[App and web page records]

/---

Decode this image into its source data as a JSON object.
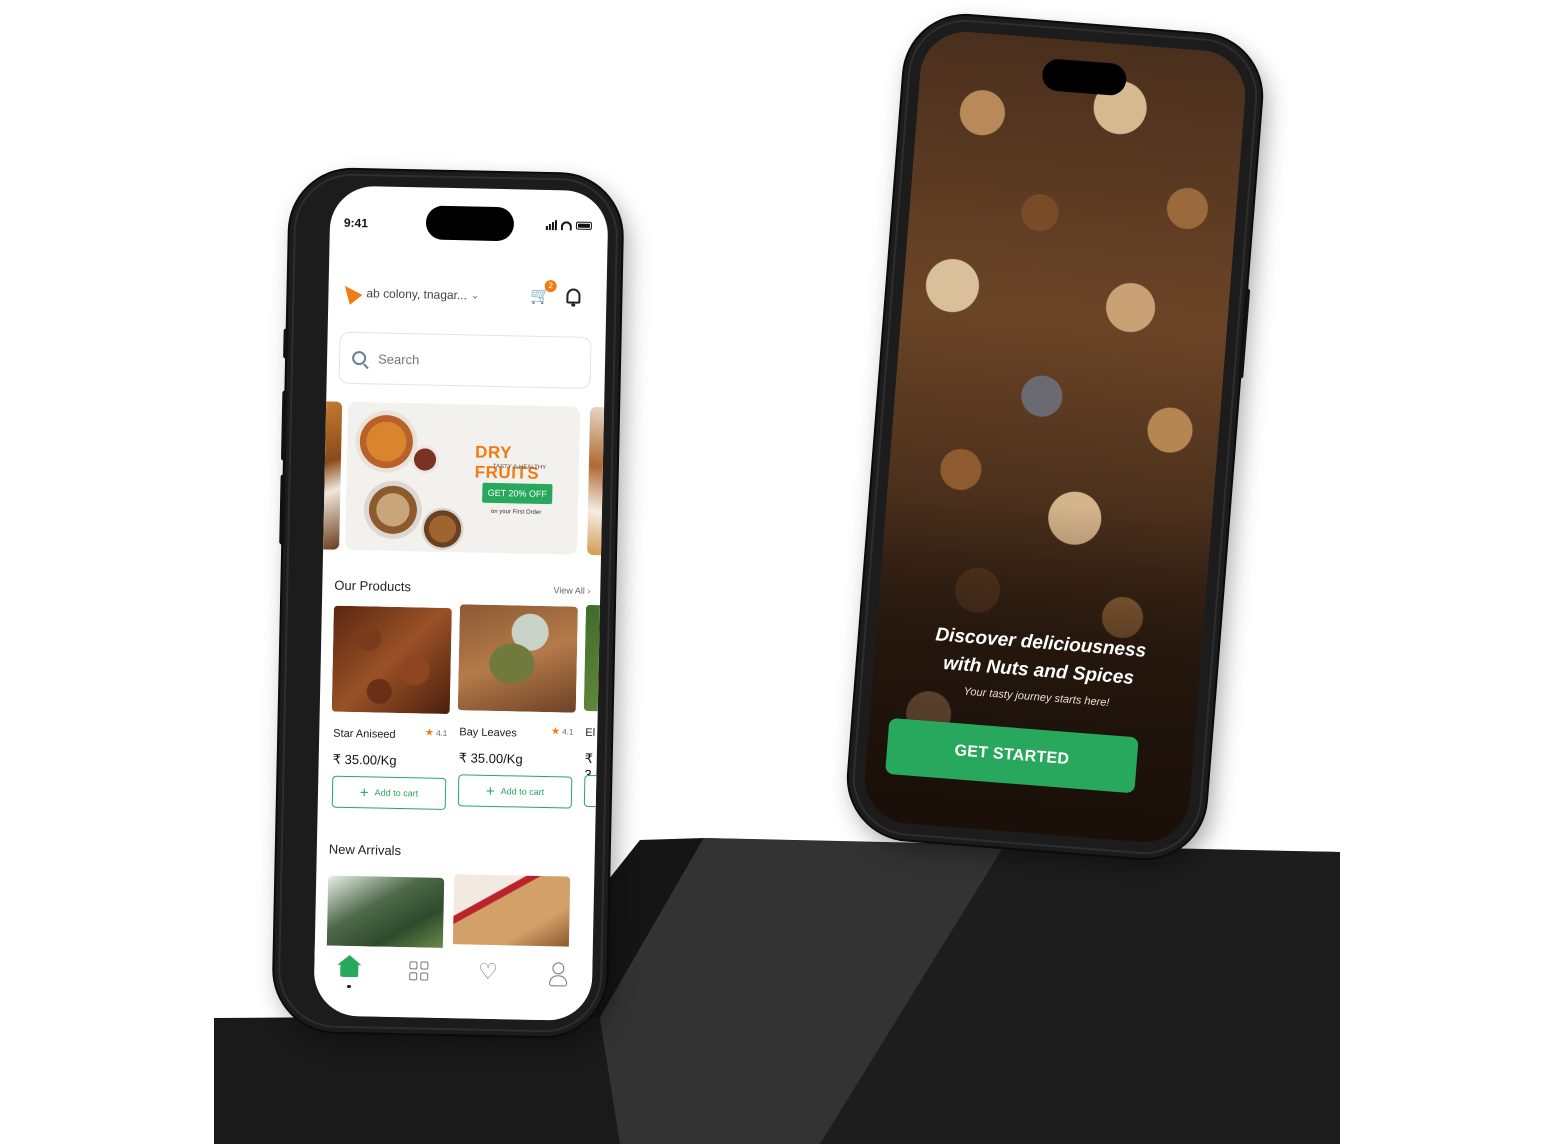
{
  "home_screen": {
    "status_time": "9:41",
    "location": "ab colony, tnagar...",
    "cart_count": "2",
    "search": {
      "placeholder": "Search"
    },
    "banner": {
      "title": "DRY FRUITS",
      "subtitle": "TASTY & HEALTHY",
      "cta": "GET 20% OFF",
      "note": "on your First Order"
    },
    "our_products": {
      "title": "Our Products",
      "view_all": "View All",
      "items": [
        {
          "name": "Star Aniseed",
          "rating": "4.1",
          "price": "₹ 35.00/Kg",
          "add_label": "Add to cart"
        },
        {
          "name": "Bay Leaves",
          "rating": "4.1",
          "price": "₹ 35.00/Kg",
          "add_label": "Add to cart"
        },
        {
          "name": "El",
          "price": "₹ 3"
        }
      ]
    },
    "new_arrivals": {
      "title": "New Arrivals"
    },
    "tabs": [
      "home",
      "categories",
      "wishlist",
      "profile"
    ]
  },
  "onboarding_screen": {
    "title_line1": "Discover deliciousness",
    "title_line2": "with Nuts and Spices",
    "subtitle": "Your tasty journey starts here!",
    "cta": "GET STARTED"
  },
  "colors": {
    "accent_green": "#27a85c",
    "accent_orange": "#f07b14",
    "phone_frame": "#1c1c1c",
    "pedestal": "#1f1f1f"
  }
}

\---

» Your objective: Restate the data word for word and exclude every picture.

» Your response:
Decode this image into its source data as a JSON object.
{
  "home_screen": {
    "status_time": "9:41",
    "location": "ab colony, tnagar...",
    "cart_count": "2",
    "search": {
      "placeholder": "Search"
    },
    "banner": {
      "title": "DRY FRUITS",
      "subtitle": "TASTY & HEALTHY",
      "cta": "GET 20% OFF",
      "note": "on your First Order"
    },
    "our_products": {
      "title": "Our Products",
      "view_all": "View All",
      "items": [
        {
          "name": "Star Aniseed",
          "rating": "4.1",
          "price": "₹ 35.00/Kg",
          "add_label": "Add to cart"
        },
        {
          "name": "Bay Leaves",
          "rating": "4.1",
          "price": "₹ 35.00/Kg",
          "add_label": "Add to cart"
        },
        {
          "name": "El",
          "price": "₹ 3"
        }
      ]
    },
    "new_arrivals": {
      "title": "New Arrivals"
    },
    "tabs": [
      "home",
      "categories",
      "wishlist",
      "profile"
    ]
  },
  "onboarding_screen": {
    "title_line1": "Discover deliciousness",
    "title_line2": "with Nuts and Spices",
    "subtitle": "Your tasty journey starts here!",
    "cta": "GET STARTED"
  },
  "colors": {
    "accent_green": "#27a85c",
    "accent_orange": "#f07b14",
    "phone_frame": "#1c1c1c",
    "pedestal": "#1f1f1f"
  }
}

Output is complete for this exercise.